Data shown:
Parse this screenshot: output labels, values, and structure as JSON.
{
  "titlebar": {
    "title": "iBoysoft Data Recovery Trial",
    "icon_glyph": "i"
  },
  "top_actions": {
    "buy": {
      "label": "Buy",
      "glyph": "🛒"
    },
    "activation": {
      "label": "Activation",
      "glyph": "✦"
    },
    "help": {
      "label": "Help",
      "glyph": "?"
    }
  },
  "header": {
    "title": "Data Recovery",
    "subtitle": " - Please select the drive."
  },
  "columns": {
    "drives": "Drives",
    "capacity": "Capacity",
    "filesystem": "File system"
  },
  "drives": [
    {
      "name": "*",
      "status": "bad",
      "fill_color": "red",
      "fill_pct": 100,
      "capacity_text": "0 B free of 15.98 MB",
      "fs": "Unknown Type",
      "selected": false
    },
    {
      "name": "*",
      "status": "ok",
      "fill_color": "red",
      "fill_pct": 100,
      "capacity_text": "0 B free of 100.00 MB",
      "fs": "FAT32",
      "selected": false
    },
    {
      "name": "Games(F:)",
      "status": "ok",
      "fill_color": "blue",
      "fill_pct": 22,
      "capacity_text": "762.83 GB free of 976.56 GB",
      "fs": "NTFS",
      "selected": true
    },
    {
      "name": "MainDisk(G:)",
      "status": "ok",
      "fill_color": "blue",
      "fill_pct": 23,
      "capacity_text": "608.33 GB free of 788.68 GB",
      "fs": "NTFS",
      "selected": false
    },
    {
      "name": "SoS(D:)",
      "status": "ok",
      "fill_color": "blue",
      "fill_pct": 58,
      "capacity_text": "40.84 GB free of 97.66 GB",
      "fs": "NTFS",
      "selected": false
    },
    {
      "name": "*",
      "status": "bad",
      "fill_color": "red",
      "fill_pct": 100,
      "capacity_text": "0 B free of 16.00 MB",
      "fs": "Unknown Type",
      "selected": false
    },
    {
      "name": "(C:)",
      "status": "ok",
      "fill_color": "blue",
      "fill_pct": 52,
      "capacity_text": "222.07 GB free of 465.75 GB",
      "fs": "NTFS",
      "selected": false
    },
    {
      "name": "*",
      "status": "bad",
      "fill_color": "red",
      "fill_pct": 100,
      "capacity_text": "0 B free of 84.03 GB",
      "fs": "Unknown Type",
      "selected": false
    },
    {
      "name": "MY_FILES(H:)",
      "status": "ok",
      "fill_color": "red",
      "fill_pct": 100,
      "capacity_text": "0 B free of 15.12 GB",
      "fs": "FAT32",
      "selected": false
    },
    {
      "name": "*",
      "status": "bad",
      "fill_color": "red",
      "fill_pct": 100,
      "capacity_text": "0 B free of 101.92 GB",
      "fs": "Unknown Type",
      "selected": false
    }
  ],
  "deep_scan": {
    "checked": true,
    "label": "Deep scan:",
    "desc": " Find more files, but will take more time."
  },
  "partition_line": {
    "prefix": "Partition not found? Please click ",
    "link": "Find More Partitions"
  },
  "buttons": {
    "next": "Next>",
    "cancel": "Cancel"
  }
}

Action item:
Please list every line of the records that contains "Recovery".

Result for this task:
    "title": "iBoysoft Data Recovery Trial",
    "title": "Data Recovery",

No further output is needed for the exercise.